While the work is hard, it is not just forced labour conscripts doing it. There are many Germans, including those unable to fight – those rejected for military service, the handicapped, those injured while in military service. They, as well as the forced labour conscripts, can also be victims of the regular Allied bombing raids. Martin even makes a few friends – a German man, Gunther, who had had trouble with the law, who shows Martin some old magazines glorifying Nazi atrocities, a Ukrainian man and a German woman whose husband had been killed in Russia. He meets a Frenchman and they plan to escape by train but Gunther strongly advises him against it. He meets other people, including a German man who tells him that Europe is dead. He even goes to the cinema and theatre. He also learns of events such as D-Day. But things become difficult for Martin with increased bombing raids which, on one occasion, destroy most of the medieval city and leave fires burning for weeks afterwards, and his arrest for subversive behaviour.

The other story follows an old man in a small village, following World War 3. We know little about World War 3 but clearly it was not apocalyptic. The man stays at home on his own – we do not know whether he has ever been married or much else about him. What we do know is that he used to write radio plays and was commissioned to write one before the War. Despite the fact it will not now be broadcast – and he is well aware of that – he is still continuing to write it. Much of his time is observing the world. His trees have been victims of Dutch elm disease and he has already chopped some down and will have to chop others down. But, apart from that, the only things that seem to be changing is that people are leaving, though it is not clear where they are going, and gradually it is no longer possible to get certain things. The telephone and mail have stopped functioning and certain commodities such as butter and meat are no longer available, though, as this is the country, he can occasionally get eggs and bread. He lives in what he calls the small house but owns a large house and travels there by bicycle to see how it is and finds it unchanged, with his papers on the table where he left them.

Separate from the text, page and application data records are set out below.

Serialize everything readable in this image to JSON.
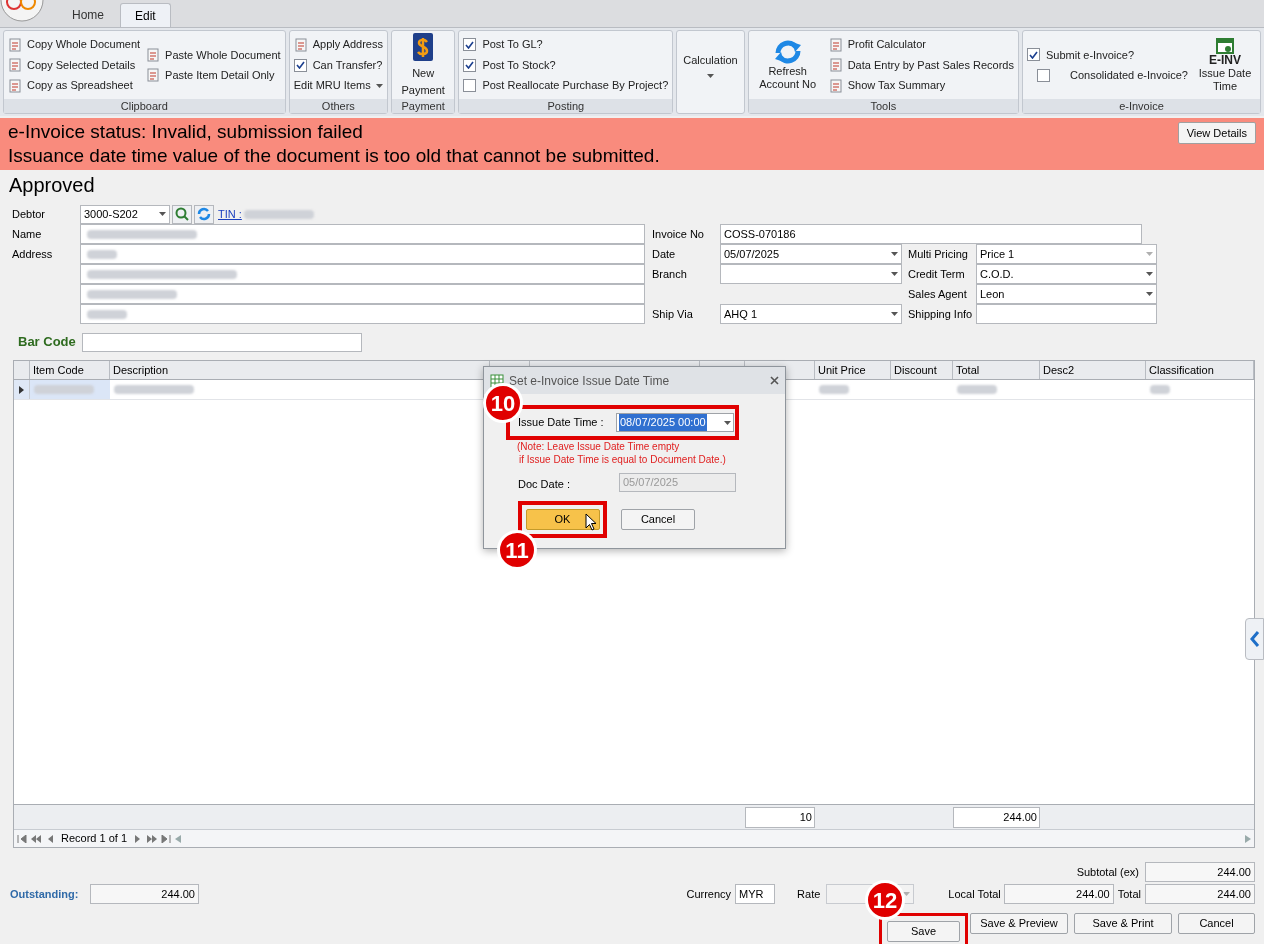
{
  "app_tabs": [
    {
      "label": "Home",
      "selected": false
    },
    {
      "label": "Edit",
      "selected": true
    }
  ],
  "ribbon": {
    "groups": [
      {
        "title": "Clipboard",
        "columns": [
          [
            {
              "kind": "small",
              "label": "Copy Whole Document"
            },
            {
              "kind": "small",
              "label": "Copy Selected Details"
            },
            {
              "kind": "small",
              "label": "Copy as Spreadsheet"
            }
          ],
          [
            {
              "kind": "small",
              "label": "Paste Whole Document"
            },
            {
              "kind": "small",
              "label": "Paste Item Detail Only"
            }
          ]
        ]
      },
      {
        "title": "Others",
        "columns": [
          [
            {
              "kind": "small",
              "label": "Apply Address"
            },
            {
              "kind": "check",
              "label": "Can Transfer?",
              "checked": true
            },
            {
              "kind": "dropdown",
              "label": "Edit MRU Items"
            }
          ]
        ]
      },
      {
        "title": "Payment",
        "columns": [
          [
            {
              "kind": "payment",
              "label": "New Payment"
            }
          ]
        ]
      },
      {
        "title": "Posting",
        "columns": [
          [
            {
              "kind": "check",
              "label": "Post To GL?",
              "checked": true
            },
            {
              "kind": "check",
              "label": "Post To Stock?",
              "checked": true
            },
            {
              "kind": "check",
              "label": "Post Reallocate Purchase By Project?",
              "checked": false
            }
          ]
        ]
      },
      {
        "columns": [
          [
            {
              "kind": "calc",
              "label": "Calculation"
            }
          ]
        ]
      },
      {
        "title": "Tools",
        "columns": [
          [
            {
              "kind": "refresh",
              "label": "Refresh Account No"
            }
          ],
          [
            {
              "kind": "small",
              "label": "Profit Calculator"
            },
            {
              "kind": "small",
              "label": "Data Entry by Past Sales Records"
            },
            {
              "kind": "small",
              "label": "Show Tax Summary"
            }
          ]
        ]
      },
      {
        "title": "e-Invoice",
        "columns": [
          [
            {
              "kind": "check",
              "label": "Submit e-Invoice?",
              "checked": true
            },
            {
              "kind": "check",
              "label": "Consolidated e-Invoice?",
              "checked": false
            }
          ],
          [
            {
              "kind": "einv",
              "label": "Issue Date Time",
              "badge": "E-INV"
            }
          ]
        ]
      }
    ]
  },
  "einvoice_status": {
    "lines": [
      "e-Invoice status: Invalid, submission failed",
      "Issuance date time value of the document is too old that cannot be submitted."
    ],
    "button": "View Details"
  },
  "doc_status": "Approved",
  "debtor": {
    "label": "Debtor",
    "value": "3000-S202",
    "tin_link": "TIN :"
  },
  "name_label": "Name",
  "address_label": "Address",
  "middle_fields": [
    {
      "label": "Invoice No",
      "value": "COSS-070186",
      "kind": "text"
    },
    {
      "label": "Date",
      "value": "05/07/2025",
      "kind": "combo",
      "disabled": false
    },
    {
      "label": "Branch",
      "kind": "combo",
      "disabled": false
    },
    {
      "label": "Ship Via",
      "value": "AHQ 1",
      "kind": "combo",
      "disabled": false
    }
  ],
  "right_fields": [
    {
      "label": "Multi Pricing",
      "value": "Price 1",
      "kind": "combo",
      "disabled": true
    },
    {
      "label": "Credit Term",
      "value": "C.O.D.",
      "kind": "combo",
      "disabled": false
    },
    {
      "label": "Sales Agent",
      "value": "Leon",
      "kind": "combo",
      "disabled": false
    },
    {
      "label": "Shipping Info",
      "kind": "text"
    }
  ],
  "bar_code": {
    "label": "Bar Code"
  },
  "table": {
    "columns": [
      "Item Code",
      "Description",
      "Unit Price",
      "Discount",
      "Total",
      "Desc2",
      "Classification"
    ],
    "rows": [
      {
        "selected": true
      }
    ],
    "footer_totals": [
      "10",
      "244.00"
    ],
    "navigator": "Record 1 of 1"
  },
  "outstanding": {
    "label": "Outstanding:",
    "value": "244.00"
  },
  "currency": {
    "label": "Currency",
    "value": "MYR"
  },
  "rate": {
    "label": "Rate"
  },
  "subtotal": {
    "label": "Subtotal (ex)",
    "value": "244.00"
  },
  "local_total": {
    "label": "Local Total",
    "value": "244.00"
  },
  "total": {
    "label": "Total",
    "value": "244.00"
  },
  "buttons": [
    "Save",
    "Save & Preview",
    "Save & Print",
    "Cancel"
  ],
  "dialog": {
    "title": "Set e-Invoice Issue Date Time",
    "issue_label": "Issue Date Time :",
    "issue_value": "08/07/2025 00:00",
    "note_lines": [
      "(Note: Leave Issue Date Time empty",
      "if Issue Date Time is equal to Document Date.)"
    ],
    "doc_date_label": "Doc Date :",
    "doc_date_value": "05/07/2025",
    "ok": "OK",
    "cancel": "Cancel"
  },
  "annotations": [
    "10",
    "11",
    "12"
  ]
}
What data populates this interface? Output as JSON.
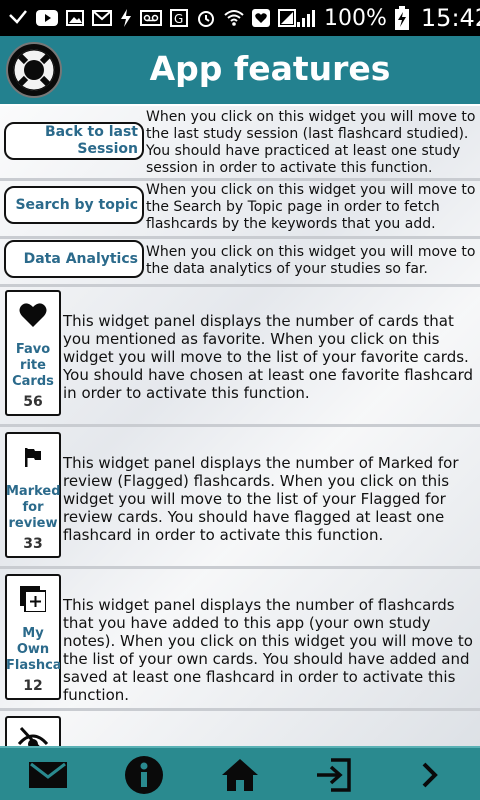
{
  "status_bar": {
    "battery_percent": "100%",
    "time": "15:42"
  },
  "header": {
    "title": "App features"
  },
  "features": [
    {
      "label": "Back to last Session",
      "description": "When you click on this widget you will move to the last study session (last flashcard studied). You should have practiced at least one study session in order to activate this function."
    },
    {
      "label": "Search by topic",
      "description": "When you click on this widget you will move to the Search by Topic page in order to fetch flashcards by the keywords that you add."
    },
    {
      "label": "Data Analytics",
      "description": "When you click on this widget you will move to the data analytics of your studies so far."
    }
  ],
  "panels": [
    {
      "label": "Favo rite Cards",
      "count": "56",
      "icon": "heart-icon",
      "description": "This widget panel displays the number of cards that you mentioned as favorite. When you click on this widget you will move to the list of your favorite cards. You should have chosen at least one favorite flashcard in order to activate this function."
    },
    {
      "label": "Marked for review",
      "count": "33",
      "icon": "flag-icon",
      "description": "This widget panel displays the number of Marked for review (Flagged) flashcards. When you click on this widget you will move to the list of your Flagged for review cards. You should have flagged at least one flashcard in order to activate this function."
    },
    {
      "label": "My Own Flashcards",
      "count": "12",
      "icon": "add-box-icon",
      "description": "This widget panel displays the number of flashcards that you have added to this app (your own study notes). When you click on this widget you will move to the list of your own cards. You should have added and saved at least one flashcard in order to activate this function."
    }
  ],
  "colors": {
    "header": "#23818f",
    "bottom_bar": "#2a8a8f",
    "label_blue": "#2b6a8b"
  }
}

Both Martin and the unnamed narrator struggle with the situation they find themselves in as a result of their respective wars but, at the same time, they more or less cope, being both pragmatic and curious. Both pay particular attention to their environment. Martin wanders around Nuremberg and studies it in some detail, while the unnamed narrator studies his garden and surrounding countryside and goes off cycling and walking to see what he can see. Indeed, Martin almost gets himself killed in bombing raids while wandering around. We do hear about and, to a limited degree, see some of the horrors of the war in Nuremberg, yet the Germans Martin deals with are moderately friendly. When he does the nightshift and is caught asleep at his machine, he is let off with only a mild rebuke, though he could have been severely punished. The unnamed narrator speculates on the cause of World War 3 but has no real idea of what caused it or what happened. He tries to find information on the TV and radio but such stations as exist tend to be in a foreign language (radio) or offer only light entertainment (TV).

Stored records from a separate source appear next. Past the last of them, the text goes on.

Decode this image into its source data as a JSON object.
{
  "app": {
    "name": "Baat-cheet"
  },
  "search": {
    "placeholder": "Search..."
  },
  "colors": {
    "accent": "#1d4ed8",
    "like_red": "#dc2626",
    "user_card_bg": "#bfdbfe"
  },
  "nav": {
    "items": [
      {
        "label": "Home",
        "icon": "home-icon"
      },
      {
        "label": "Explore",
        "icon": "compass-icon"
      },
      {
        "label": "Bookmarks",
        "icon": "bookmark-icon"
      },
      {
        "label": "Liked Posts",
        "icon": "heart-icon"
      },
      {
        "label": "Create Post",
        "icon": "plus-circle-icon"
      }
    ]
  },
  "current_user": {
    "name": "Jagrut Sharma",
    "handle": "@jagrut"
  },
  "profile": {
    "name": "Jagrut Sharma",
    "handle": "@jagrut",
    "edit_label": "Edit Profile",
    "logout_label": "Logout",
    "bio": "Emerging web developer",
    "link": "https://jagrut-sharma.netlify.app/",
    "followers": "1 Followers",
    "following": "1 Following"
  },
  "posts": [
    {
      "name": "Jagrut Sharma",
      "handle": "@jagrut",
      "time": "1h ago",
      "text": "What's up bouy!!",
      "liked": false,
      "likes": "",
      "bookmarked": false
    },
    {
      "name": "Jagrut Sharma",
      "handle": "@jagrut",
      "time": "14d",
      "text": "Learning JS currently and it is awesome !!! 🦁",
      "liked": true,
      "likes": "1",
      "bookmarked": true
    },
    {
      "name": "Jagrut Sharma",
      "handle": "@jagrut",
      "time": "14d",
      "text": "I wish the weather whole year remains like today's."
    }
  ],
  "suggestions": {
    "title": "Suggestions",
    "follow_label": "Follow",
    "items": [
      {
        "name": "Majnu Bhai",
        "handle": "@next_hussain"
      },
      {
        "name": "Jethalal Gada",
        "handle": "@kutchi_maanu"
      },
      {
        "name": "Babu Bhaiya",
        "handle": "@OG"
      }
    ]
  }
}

While this novel can certainly be construed as an anti-war novel, Ollier does not drive home the point. Indeed, if there is a point, it is to show how people react to being caught up in a war when they have little power to do anything about their situation. As such, it is certainly successful as Ollier tells his story well. World War 2, obviously ends but World War 3? We do not know.

Publishing history

First published in French 1988 by Flammarion
First published in English 1989 by Dalkey Archive Press
Translated by Dominic Di Bernardi